Your cellphone service provider is probably selling access to your real-time location. That’s the takeaway from a still-developing story that all started when a former police sheriff used a cellphone-locating service meant to track prisoners to find people who aren’t inmates—according to a chilling report in the New York Times. His alleged targets included a judge and members of the State Highway Patrol, and he reportedly tracked their phones without a warrant.
Stories about potential violations of the 4th Amendment (for those that slept through high school civics, that’s the one about search and seizures) don’t typically make headlines, but this one did. While the sheriff pleaded not guilty to unlawful surveillance, the very idea that he could easily use cellphone data to track people without a probable-cause warrant revealed a potentially gaping loophole in laws meant to protect citizens from warrantless searches by police and the government.
Last week, Democratic Senator Ron Wyden of Oregon sent a letter demanding that the FCC investigate why Securus Technologies, the prison technology company used by the sheriff, can track any phone “within seconds” by using data obtained from cell phone companies, including AT&T, Verizon, T-Mobile, and Sprint, through an intermediary called LocationSmart.
While federal law makes it unlawful for a telecom company to release data to a government agency without a warrant, as ZDNet points out, the law “doesn’t restrict disclosure to other companies, who then may disclose that same data to the government.”
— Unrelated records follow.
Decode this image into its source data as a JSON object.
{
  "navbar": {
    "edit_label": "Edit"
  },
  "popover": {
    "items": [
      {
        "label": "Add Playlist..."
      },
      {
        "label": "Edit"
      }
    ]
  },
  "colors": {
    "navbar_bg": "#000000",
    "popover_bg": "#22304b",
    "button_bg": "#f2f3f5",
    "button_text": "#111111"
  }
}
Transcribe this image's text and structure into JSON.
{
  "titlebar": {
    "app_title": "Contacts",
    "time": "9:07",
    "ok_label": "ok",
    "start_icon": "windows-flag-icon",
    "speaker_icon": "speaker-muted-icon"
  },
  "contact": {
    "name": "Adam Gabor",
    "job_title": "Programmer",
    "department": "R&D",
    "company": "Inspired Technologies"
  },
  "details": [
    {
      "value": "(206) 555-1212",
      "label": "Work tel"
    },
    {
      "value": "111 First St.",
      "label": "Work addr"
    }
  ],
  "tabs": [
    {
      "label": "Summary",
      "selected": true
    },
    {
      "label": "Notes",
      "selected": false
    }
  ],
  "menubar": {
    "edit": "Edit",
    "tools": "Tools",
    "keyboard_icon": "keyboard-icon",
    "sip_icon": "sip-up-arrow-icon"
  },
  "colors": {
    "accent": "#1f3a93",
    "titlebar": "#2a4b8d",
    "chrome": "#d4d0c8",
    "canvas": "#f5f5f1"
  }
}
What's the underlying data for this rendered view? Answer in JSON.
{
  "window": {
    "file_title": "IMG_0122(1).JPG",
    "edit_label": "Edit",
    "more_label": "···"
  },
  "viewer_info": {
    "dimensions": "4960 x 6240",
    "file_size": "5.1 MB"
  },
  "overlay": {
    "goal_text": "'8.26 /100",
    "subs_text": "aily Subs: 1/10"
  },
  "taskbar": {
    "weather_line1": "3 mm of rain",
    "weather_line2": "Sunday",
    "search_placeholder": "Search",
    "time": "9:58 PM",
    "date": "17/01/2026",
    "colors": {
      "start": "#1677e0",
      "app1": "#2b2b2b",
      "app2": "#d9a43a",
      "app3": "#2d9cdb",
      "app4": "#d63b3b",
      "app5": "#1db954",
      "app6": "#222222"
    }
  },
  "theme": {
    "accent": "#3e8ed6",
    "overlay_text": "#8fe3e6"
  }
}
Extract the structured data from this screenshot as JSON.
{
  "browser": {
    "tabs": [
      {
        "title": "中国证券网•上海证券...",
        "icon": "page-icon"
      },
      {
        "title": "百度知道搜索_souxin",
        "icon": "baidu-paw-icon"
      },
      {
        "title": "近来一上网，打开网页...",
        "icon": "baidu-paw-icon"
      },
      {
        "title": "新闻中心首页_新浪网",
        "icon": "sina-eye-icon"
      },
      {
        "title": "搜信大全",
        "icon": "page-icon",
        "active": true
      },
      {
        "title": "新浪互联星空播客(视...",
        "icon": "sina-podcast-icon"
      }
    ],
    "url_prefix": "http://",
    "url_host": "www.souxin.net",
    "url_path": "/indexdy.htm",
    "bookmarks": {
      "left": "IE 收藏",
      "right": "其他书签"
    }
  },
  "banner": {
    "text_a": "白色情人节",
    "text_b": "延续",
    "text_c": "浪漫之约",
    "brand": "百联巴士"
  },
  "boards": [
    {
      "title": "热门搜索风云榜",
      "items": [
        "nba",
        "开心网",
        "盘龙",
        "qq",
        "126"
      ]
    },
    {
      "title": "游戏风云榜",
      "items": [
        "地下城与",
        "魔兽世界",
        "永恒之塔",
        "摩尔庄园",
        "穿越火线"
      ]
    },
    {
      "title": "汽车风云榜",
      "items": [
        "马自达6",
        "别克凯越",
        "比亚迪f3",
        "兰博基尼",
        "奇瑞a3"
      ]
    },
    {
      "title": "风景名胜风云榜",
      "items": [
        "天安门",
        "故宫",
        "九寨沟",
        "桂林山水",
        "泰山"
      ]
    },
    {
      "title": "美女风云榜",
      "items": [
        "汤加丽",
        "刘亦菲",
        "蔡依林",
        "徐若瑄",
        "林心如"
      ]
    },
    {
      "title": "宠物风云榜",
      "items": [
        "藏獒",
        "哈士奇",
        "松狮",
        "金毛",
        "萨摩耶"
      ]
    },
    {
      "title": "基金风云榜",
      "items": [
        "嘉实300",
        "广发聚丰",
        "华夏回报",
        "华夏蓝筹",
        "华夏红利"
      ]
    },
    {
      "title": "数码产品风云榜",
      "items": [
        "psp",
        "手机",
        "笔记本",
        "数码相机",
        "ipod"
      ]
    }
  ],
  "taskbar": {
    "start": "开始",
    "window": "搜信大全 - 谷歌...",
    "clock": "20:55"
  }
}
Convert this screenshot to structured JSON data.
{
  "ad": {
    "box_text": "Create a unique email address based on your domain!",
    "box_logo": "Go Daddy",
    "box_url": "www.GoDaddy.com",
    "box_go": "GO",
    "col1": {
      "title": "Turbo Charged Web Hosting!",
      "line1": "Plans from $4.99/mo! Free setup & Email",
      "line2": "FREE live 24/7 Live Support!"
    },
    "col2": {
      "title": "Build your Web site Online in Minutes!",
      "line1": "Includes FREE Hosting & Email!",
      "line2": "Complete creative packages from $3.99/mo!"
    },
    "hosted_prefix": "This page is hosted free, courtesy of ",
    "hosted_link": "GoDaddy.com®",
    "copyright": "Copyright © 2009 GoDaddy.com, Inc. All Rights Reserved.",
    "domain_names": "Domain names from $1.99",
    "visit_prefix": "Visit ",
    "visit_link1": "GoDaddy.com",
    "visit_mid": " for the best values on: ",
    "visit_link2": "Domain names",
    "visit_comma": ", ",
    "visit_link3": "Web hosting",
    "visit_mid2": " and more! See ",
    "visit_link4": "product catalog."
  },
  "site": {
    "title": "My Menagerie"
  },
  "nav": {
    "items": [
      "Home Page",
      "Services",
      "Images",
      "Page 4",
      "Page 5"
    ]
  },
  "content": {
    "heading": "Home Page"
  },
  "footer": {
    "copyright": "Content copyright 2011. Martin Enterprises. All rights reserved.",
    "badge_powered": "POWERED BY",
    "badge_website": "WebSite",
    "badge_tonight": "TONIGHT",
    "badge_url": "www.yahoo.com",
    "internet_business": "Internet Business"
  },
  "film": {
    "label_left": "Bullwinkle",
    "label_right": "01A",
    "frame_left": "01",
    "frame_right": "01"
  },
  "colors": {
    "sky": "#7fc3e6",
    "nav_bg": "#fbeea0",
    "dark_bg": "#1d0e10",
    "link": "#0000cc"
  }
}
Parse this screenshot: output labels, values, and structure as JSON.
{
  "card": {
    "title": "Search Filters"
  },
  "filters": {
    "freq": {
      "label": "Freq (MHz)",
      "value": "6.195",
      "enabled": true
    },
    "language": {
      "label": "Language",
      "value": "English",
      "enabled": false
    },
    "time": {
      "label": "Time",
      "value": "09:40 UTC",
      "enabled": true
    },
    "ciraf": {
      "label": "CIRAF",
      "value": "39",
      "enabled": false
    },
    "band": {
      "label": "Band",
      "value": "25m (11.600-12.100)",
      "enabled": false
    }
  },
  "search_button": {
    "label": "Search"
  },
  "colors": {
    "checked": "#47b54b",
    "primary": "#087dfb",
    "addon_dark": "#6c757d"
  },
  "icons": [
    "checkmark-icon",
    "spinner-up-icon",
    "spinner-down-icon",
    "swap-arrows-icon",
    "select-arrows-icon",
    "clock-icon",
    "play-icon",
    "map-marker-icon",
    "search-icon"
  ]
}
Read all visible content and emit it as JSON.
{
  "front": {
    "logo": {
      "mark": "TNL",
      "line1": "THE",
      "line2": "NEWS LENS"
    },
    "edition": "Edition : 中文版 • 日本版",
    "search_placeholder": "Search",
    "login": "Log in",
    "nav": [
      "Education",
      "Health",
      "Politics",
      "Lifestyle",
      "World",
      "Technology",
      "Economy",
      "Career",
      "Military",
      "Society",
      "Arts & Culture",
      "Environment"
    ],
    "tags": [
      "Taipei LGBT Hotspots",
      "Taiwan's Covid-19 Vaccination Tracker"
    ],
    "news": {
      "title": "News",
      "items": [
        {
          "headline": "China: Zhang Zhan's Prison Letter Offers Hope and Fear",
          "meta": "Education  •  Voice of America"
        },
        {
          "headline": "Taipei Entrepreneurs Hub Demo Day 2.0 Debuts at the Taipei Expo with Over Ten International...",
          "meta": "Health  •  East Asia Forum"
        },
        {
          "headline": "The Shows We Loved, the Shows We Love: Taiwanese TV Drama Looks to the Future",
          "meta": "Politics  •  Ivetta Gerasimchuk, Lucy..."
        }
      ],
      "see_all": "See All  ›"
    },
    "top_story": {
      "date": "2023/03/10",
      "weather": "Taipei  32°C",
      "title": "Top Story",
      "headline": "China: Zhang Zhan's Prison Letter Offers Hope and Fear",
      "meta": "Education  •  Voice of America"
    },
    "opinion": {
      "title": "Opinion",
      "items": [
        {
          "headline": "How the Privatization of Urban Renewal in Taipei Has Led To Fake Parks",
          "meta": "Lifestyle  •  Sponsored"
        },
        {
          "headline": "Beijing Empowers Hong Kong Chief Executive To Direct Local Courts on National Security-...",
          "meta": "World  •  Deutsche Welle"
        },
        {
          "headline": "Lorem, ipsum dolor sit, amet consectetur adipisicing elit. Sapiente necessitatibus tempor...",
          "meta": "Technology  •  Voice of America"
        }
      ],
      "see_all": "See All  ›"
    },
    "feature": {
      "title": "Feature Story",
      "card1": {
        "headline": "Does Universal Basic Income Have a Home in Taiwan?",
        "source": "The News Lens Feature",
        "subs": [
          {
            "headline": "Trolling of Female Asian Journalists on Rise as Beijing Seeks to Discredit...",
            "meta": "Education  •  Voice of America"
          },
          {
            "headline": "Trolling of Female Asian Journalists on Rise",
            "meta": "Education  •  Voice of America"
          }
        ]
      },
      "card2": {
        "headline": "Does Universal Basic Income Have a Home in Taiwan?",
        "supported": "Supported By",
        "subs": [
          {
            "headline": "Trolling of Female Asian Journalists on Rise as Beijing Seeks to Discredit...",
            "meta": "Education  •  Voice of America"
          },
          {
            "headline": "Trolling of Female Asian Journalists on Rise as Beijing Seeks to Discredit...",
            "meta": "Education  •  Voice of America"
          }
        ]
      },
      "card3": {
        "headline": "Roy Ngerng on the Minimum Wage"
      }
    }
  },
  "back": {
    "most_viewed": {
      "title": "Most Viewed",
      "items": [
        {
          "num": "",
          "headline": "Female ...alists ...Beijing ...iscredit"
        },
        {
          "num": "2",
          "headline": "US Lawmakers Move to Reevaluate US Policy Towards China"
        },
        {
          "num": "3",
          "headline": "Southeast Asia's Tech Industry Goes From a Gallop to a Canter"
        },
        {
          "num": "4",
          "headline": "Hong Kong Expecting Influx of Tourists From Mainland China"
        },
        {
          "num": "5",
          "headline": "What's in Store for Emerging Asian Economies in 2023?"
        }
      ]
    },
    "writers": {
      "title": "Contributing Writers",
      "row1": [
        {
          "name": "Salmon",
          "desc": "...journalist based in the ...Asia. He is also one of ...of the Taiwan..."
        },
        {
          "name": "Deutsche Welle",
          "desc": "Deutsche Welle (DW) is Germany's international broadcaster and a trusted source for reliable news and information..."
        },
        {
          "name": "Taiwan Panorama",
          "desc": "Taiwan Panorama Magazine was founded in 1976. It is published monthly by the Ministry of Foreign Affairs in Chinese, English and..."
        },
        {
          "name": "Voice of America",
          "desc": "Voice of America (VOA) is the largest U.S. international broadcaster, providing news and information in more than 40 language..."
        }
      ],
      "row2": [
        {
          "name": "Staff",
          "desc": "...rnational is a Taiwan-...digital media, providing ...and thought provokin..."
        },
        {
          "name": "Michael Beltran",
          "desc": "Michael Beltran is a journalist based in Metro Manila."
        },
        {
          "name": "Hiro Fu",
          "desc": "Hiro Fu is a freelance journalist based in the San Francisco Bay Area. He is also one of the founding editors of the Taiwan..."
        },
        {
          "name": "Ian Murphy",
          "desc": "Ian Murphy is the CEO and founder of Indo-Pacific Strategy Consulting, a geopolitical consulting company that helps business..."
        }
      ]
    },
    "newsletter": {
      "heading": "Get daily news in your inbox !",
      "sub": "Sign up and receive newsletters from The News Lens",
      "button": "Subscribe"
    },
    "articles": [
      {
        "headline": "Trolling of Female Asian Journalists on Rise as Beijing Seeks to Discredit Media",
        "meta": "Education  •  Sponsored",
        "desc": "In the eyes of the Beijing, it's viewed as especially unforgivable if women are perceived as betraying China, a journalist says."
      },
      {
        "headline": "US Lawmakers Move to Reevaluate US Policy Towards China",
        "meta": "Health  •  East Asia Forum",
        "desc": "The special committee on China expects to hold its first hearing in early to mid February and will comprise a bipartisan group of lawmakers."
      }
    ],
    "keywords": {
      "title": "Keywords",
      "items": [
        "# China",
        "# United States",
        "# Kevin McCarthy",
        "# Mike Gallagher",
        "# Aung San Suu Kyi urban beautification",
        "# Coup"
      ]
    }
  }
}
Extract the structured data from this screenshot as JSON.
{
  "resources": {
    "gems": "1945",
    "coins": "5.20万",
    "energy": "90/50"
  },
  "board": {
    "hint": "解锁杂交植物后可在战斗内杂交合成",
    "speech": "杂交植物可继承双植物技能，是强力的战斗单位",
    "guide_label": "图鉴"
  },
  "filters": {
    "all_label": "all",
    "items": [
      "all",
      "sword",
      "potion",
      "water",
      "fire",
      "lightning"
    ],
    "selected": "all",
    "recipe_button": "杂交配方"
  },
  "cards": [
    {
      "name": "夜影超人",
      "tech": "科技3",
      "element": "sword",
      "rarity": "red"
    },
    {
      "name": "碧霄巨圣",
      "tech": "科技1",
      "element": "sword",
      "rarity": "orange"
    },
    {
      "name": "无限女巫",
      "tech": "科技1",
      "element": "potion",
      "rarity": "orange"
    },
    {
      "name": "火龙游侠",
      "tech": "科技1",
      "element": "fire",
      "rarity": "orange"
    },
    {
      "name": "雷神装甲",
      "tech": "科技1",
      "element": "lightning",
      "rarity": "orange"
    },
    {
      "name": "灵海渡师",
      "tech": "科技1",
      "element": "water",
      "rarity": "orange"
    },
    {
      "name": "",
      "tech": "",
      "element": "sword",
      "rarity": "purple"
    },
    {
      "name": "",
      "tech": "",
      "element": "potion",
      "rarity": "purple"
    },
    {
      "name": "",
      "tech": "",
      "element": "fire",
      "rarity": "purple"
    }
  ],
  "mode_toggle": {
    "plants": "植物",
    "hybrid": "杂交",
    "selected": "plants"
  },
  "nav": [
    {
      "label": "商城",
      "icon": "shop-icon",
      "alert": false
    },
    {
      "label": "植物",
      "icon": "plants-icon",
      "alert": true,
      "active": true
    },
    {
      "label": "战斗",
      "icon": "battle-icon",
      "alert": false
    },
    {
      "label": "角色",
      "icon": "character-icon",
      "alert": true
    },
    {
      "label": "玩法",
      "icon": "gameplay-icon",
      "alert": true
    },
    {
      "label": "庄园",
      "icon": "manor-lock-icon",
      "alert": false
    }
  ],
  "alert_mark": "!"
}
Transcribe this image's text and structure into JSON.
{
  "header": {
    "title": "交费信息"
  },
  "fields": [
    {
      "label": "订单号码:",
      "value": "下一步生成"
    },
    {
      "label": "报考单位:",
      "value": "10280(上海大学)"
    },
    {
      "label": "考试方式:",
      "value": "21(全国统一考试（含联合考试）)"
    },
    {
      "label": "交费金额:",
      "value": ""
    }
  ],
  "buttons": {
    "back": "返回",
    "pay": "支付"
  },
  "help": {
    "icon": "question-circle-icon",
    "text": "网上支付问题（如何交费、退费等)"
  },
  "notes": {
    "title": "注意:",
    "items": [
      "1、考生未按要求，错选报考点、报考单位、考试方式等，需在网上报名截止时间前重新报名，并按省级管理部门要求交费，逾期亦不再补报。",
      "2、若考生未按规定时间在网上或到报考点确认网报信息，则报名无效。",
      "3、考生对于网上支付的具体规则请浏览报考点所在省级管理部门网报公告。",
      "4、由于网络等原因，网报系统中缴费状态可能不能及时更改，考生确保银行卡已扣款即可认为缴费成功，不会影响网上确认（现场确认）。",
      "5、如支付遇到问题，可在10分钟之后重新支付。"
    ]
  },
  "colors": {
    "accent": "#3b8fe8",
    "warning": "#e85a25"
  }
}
LocationSmart collects real-time location data from cellphone giants and then, according to ZDNet, sells access to companies like Securus. While Securus told the New York Times it required an “official document giving permission” to obtain real-time location data, Wyden’s letter noted that Securus confirmed that it did not “conduct any review of surveillance requests.”